CHAPTER I: Britain and the Britons
CHAPTER II: The Romans in Britain.
CHAPTER III:The English Conquest and Settlement
CHAPTER IV:The English become Christian. Overlordship of Northumberland and Marchland Kings. 597
CHAPTER V: The West Saxon Kings and the Danes
CHAPTER VI:The English Emperor-Kings.
CHAPTER VII: The Danish Kings of England
CHAPTER VIII: The Great Earls.

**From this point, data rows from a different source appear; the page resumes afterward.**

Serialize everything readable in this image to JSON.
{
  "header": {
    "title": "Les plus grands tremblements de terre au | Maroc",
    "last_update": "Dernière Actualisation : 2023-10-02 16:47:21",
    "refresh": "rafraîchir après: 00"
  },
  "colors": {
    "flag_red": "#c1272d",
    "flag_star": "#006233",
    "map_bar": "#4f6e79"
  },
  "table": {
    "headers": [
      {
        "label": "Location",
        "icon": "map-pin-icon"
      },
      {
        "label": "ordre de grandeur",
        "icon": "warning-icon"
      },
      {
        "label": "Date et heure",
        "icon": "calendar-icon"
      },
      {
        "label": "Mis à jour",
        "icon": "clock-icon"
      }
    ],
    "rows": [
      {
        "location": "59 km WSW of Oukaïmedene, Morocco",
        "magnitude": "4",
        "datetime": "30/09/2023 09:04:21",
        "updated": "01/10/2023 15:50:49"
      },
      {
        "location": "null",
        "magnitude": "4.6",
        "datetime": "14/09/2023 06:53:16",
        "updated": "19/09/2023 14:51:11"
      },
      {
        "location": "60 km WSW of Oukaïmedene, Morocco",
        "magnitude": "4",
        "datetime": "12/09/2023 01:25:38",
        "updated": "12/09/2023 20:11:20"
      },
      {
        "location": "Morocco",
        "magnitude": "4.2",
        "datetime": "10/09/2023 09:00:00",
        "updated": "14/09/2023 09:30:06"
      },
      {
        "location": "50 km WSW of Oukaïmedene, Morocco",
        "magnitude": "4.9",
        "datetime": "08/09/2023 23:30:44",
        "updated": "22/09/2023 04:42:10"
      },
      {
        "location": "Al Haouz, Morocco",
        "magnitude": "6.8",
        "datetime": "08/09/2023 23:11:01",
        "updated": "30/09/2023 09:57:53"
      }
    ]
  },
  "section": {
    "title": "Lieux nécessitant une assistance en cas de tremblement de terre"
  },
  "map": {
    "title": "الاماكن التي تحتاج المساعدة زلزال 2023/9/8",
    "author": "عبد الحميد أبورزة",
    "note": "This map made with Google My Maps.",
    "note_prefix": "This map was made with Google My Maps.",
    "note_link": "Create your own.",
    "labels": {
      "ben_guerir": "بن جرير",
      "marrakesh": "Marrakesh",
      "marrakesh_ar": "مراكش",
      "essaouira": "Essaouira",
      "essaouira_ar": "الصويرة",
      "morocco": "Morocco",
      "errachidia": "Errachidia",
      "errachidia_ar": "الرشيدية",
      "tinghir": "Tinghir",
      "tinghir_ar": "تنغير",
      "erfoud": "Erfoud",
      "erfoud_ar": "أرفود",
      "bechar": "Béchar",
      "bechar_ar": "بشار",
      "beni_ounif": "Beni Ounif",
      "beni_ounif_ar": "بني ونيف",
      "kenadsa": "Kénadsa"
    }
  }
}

Edward the Confessor and Harold II
|BOOK II.THE NORMAN KINGS|
|BOOK III: HENRY II'S CONSTITUTION AND POLICY.|
|BOOK IV: ENGLISH KINGS OF IMPERIAL POLICY|
|BOOK V: THE STRUGGLES OF YORK AND LANCASTER AT HOME AND ABROAD|
CHAPTER I: Henry IV of Bolingbroke 1399-1413
CHAPTER II: Henry V of Monmouth 1413-1422
CHAPTER III: Henry VI of Windsor 1422-1461 and 1471
CHAPTER IV: Edward IV of Rouen 1461-1483
CHAPTER V: Edward V of Westminster 1483 and Richard III 1483
CHAPTER VI: Henry VII 1485-1509
CHAPTER VII: England in the Fifteenth Century